Report the number of lines of the listing below containing the string "Smazat", with nothing added.

### DATASET
-------
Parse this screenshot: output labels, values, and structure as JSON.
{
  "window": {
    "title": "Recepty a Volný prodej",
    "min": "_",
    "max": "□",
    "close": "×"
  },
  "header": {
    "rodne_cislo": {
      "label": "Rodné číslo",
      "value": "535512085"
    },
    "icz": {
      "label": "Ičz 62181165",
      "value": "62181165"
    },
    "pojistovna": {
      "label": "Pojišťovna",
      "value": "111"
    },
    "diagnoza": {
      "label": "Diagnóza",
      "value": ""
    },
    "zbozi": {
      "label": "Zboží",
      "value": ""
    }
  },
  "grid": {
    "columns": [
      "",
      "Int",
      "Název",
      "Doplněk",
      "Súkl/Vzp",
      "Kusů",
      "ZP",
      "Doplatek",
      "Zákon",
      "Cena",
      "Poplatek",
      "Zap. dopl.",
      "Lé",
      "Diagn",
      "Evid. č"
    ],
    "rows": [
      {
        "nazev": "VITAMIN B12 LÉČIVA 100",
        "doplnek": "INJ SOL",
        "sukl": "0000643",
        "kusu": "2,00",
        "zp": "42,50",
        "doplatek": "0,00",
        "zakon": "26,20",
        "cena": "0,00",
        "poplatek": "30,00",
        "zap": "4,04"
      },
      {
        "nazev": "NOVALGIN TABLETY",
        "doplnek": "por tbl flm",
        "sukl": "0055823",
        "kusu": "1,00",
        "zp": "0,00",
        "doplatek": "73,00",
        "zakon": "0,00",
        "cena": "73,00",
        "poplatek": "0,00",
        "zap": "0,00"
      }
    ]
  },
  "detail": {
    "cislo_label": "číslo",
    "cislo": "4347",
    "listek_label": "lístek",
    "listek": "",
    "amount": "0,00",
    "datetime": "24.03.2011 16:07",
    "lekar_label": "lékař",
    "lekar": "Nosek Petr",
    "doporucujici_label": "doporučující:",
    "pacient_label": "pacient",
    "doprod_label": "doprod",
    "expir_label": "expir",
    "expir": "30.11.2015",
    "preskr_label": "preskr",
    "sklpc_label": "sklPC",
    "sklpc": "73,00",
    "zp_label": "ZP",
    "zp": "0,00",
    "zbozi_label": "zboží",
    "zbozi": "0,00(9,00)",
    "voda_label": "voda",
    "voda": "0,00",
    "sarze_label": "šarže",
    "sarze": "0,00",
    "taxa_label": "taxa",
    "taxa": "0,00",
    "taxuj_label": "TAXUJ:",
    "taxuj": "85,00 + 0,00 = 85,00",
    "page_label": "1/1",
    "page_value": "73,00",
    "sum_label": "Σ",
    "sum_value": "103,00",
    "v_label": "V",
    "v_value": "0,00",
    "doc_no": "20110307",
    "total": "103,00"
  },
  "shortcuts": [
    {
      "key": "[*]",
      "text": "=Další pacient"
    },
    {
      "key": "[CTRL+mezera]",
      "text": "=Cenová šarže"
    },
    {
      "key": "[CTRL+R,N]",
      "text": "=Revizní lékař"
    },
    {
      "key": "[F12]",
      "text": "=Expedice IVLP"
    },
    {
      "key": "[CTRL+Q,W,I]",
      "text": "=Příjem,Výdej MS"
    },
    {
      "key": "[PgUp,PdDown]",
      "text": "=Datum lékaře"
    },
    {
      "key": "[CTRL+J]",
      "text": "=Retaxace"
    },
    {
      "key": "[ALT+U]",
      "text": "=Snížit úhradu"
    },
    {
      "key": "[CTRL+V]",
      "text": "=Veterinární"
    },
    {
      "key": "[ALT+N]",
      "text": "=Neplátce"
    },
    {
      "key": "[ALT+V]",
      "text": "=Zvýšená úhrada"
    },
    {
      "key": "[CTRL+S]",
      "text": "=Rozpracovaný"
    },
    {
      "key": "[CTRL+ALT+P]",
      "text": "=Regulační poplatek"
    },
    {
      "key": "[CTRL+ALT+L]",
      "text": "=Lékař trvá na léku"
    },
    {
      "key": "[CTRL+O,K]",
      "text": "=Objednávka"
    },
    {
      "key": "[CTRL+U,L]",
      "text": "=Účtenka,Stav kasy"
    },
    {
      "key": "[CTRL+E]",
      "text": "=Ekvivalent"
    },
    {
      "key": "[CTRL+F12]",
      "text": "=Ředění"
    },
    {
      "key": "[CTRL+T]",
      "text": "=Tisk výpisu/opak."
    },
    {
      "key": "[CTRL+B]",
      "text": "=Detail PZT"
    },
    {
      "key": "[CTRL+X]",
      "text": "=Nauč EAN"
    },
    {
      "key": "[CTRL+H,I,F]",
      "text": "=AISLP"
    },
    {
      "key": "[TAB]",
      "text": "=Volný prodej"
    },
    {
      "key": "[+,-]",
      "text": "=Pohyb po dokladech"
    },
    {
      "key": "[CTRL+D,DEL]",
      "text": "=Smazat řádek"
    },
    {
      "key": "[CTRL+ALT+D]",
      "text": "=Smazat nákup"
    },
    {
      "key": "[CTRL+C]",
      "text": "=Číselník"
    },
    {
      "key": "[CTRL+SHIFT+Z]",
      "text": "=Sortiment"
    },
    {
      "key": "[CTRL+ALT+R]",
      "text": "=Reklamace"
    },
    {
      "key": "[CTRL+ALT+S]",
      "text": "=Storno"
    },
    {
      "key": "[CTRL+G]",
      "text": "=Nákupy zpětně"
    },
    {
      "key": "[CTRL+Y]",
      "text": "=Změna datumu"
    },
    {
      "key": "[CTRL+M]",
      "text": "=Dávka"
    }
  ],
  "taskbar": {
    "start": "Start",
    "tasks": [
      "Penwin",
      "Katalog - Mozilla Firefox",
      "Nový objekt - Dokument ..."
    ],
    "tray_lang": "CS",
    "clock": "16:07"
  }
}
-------
### RESPONSE AREA
2